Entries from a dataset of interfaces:
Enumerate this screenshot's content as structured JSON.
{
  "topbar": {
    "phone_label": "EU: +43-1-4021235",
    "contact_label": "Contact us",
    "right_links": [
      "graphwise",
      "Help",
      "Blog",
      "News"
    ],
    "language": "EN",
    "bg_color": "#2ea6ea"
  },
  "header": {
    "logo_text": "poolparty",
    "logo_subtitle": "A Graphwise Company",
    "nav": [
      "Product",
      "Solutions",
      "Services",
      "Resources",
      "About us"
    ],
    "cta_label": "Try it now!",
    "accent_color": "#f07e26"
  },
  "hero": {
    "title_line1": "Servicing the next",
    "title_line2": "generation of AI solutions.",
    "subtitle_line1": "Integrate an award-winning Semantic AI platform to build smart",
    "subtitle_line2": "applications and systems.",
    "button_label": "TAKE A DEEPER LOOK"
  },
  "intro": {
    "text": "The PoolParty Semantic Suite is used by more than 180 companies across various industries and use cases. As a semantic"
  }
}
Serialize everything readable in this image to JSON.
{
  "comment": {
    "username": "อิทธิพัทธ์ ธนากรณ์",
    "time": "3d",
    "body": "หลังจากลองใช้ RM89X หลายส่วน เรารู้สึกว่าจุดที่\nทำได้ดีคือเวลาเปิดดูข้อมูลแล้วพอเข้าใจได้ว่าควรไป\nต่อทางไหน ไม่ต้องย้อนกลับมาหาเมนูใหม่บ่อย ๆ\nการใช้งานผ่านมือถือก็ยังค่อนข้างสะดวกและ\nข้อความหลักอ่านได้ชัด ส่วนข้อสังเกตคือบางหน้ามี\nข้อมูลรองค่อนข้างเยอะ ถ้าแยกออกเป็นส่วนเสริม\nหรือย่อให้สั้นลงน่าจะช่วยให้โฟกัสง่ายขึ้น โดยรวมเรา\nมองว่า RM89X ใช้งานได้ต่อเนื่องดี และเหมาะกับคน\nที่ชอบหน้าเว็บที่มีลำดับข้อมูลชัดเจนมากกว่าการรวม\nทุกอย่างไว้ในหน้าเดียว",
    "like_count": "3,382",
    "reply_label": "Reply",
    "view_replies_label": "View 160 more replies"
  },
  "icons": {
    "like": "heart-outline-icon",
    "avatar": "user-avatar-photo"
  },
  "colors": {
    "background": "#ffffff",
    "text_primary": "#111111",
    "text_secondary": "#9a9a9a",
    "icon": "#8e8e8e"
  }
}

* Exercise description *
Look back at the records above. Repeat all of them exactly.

* Response below *
Enumerate this screenshot's content as structured JSON.
{
  "topbar": {
    "phone_label": "EU: +43-1-4021235",
    "contact_label": "Contact us",
    "right_links": [
      "graphwise",
      "Help",
      "Blog",
      "News"
    ],
    "language": "EN",
    "bg_color": "#2ea6ea"
  },
  "header": {
    "logo_text": "poolparty",
    "logo_subtitle": "A Graphwise Company",
    "nav": [
      "Product",
      "Solutions",
      "Services",
      "Resources",
      "About us"
    ],
    "cta_label": "Try it now!",
    "accent_color": "#f07e26"
  },
  "hero": {
    "title_line1": "Servicing the next",
    "title_line2": "generation of AI solutions.",
    "subtitle_line1": "Integrate an award-winning Semantic AI platform to build smart",
    "subtitle_line2": "applications and systems.",
    "button_label": "TAKE A DEEPER LOOK"
  },
  "intro": {
    "text": "The PoolParty Semantic Suite is used by more than 180 companies across various industries and use cases. As a semantic"
  }
}
Serialize everything readable in this image to JSON.
{
  "comment": {
    "username": "อิทธิพัทธ์ ธนากรณ์",
    "time": "3d",
    "body": "หลังจากลองใช้ RM89X หลายส่วน เรารู้สึกว่าจุดที่\nทำได้ดีคือเวลาเปิดดูข้อมูลแล้วพอเข้าใจได้ว่าควรไป\nต่อทางไหน ไม่ต้องย้อนกลับมาหาเมนูใหม่บ่อย ๆ\nการใช้งานผ่านมือถือก็ยังค่อนข้างสะดวกและ\nข้อความหลักอ่านได้ชัด ส่วนข้อสังเกตคือบางหน้ามี\nข้อมูลรองค่อนข้างเยอะ ถ้าแยกออกเป็นส่วนเสริม\nหรือย่อให้สั้นลงน่าจะช่วยให้โฟกัสง่ายขึ้น โดยรวมเรา\nมองว่า RM89X ใช้งานได้ต่อเนื่องดี และเหมาะกับคน\nที่ชอบหน้าเว็บที่มีลำดับข้อมูลชัดเจนมากกว่าการรวม\nทุกอย่างไว้ในหน้าเดียว",
    "like_count": "3,382",
    "reply_label": "Reply",
    "view_replies_label": "View 160 more replies"
  },
  "icons": {
    "like": "heart-outline-icon",
    "avatar": "user-avatar-photo"
  },
  "colors": {
    "background": "#ffffff",
    "text_primary": "#111111",
    "text_secondary": "#9a9a9a",
    "icon": "#8e8e8e"
  }
}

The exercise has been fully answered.